-- Study material follows --

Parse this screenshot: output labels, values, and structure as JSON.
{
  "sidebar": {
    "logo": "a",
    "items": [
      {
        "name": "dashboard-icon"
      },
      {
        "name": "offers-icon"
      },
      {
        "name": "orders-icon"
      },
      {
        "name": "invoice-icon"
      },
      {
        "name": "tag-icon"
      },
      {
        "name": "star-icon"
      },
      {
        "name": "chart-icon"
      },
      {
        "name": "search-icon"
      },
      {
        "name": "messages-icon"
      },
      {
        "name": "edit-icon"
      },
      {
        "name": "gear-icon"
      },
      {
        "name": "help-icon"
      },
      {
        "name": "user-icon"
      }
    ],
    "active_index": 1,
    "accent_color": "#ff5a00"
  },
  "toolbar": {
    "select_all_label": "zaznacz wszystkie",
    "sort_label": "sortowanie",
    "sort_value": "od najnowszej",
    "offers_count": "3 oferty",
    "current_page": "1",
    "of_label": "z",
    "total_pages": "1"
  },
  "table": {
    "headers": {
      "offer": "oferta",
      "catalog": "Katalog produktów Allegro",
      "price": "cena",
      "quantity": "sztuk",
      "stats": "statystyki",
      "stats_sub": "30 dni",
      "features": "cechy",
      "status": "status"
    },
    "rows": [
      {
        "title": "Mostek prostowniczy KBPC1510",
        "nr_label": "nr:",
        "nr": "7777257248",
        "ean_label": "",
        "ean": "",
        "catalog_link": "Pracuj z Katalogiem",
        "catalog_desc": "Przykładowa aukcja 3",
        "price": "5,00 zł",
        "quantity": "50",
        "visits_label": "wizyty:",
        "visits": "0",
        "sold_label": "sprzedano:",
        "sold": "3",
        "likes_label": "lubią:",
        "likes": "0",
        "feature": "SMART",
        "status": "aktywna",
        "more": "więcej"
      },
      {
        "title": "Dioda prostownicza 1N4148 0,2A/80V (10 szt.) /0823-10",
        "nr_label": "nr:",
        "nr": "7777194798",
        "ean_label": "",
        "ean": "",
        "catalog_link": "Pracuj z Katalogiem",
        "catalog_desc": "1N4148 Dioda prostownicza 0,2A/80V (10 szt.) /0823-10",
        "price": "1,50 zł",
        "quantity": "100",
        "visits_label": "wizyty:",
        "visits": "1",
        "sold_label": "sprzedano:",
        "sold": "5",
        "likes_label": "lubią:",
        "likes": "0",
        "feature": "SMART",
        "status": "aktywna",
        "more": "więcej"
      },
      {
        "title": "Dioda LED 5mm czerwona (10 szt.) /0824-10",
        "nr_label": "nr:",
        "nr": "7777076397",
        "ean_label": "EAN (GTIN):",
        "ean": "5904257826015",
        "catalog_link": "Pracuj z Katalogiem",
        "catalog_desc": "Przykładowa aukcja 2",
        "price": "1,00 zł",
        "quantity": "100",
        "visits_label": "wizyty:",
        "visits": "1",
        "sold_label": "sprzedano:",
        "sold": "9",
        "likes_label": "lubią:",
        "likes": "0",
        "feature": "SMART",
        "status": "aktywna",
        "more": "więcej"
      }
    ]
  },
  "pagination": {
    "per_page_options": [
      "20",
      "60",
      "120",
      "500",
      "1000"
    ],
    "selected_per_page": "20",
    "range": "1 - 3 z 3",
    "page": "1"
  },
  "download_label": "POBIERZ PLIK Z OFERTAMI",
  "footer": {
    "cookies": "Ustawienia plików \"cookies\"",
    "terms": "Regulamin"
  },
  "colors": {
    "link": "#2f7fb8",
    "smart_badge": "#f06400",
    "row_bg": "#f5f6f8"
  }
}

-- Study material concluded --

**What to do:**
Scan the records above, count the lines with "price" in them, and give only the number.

**Written answer:**
4